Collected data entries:

========================================

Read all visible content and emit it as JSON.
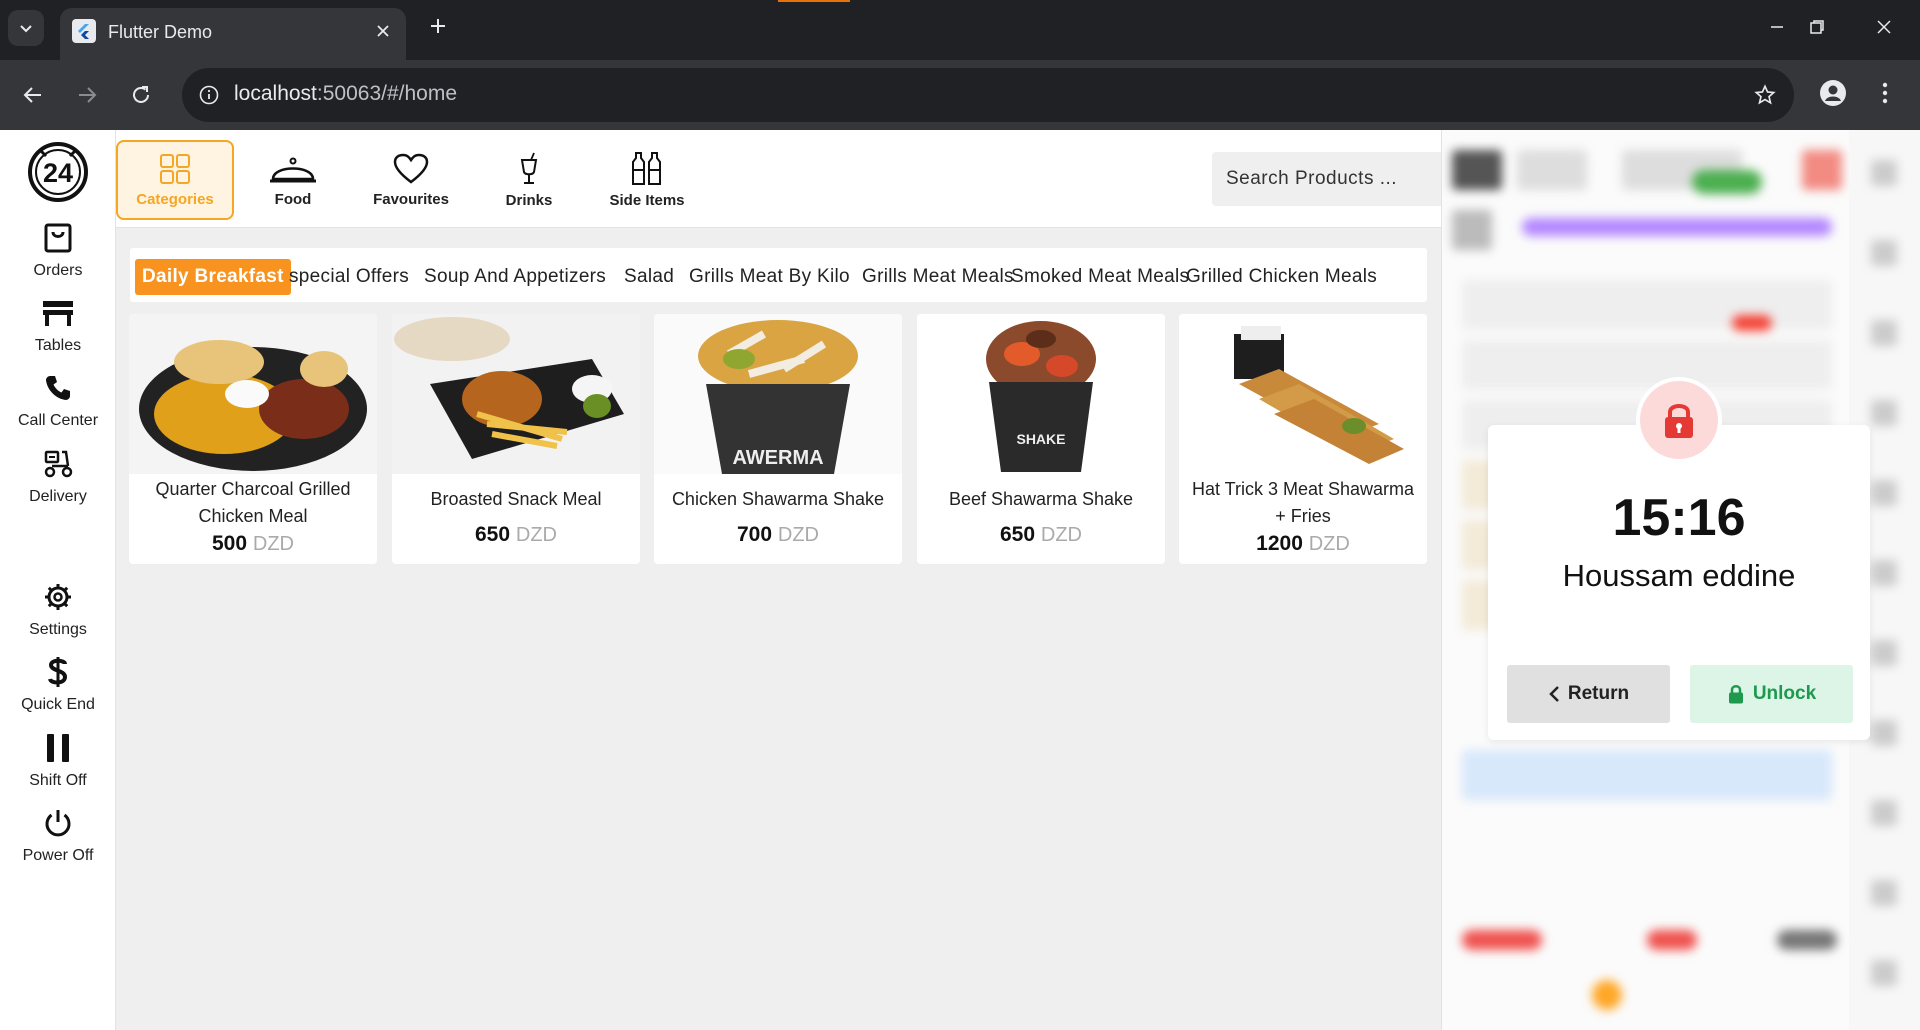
{
  "browser": {
    "tab_title": "Flutter Demo",
    "url_host": "localhost",
    "url_path": ":50063/#/home"
  },
  "nav": {
    "logo_text": "24",
    "items": [
      {
        "label": "Orders",
        "icon": "shopping-bag-icon"
      },
      {
        "label": "Tables",
        "icon": "table-icon"
      },
      {
        "label": "Call Center",
        "icon": "phone-icon"
      },
      {
        "label": "Delivery",
        "icon": "scooter-icon"
      },
      {
        "label": "Settings",
        "icon": "gear-icon"
      },
      {
        "label": "Quick End",
        "icon": "dollar-icon"
      },
      {
        "label": "Shift Off",
        "icon": "pause-icon"
      },
      {
        "label": "Power Off",
        "icon": "power-icon"
      }
    ]
  },
  "top_categories": [
    {
      "label": "Categories",
      "icon": "grid-icon",
      "active": true
    },
    {
      "label": "Food",
      "icon": "cloche-icon",
      "active": false
    },
    {
      "label": "Favourites",
      "icon": "heart-icon",
      "active": false
    },
    {
      "label": "Drinks",
      "icon": "drink-icon",
      "active": false
    },
    {
      "label": "Side Items",
      "icon": "bottles-icon",
      "active": false
    }
  ],
  "search": {
    "placeholder": "Search Products ..."
  },
  "subcategories": [
    {
      "label": "Daily Breakfast",
      "active": true
    },
    {
      "label": "special Offers"
    },
    {
      "label": "Soup And Appetizers"
    },
    {
      "label": "Salad"
    },
    {
      "label": "Grills Meat By Kilo"
    },
    {
      "label": "Grills Meat Meals"
    },
    {
      "label": "Smoked Meat Meals"
    },
    {
      "label": "Grilled Chicken Meals"
    }
  ],
  "products": [
    {
      "name": "Quarter Charcoal Grilled Chicken Meal",
      "price": "500",
      "currency": "DZD"
    },
    {
      "name": "Broasted Snack Meal",
      "price": "650",
      "currency": "DZD"
    },
    {
      "name": "Chicken Shawarma Shake",
      "price": "700",
      "currency": "DZD"
    },
    {
      "name": "Beef Shawarma Shake",
      "price": "650",
      "currency": "DZD"
    },
    {
      "name": "Hat Trick 3 Meat Shawarma + Fries",
      "price": "1200",
      "currency": "DZD"
    }
  ],
  "lock": {
    "time": "15:16",
    "user": "Houssam eddine",
    "return_label": "Return",
    "unlock_label": "Unlock"
  },
  "colors": {
    "accent": "#f7931e",
    "lock_red": "#e53935",
    "unlock_green": "#1e9a4f"
  }
}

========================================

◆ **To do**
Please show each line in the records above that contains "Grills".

◆ **Exercise result**
      "label": "Grills Meat By Kilo"
      "label": "Grills Meat Meals"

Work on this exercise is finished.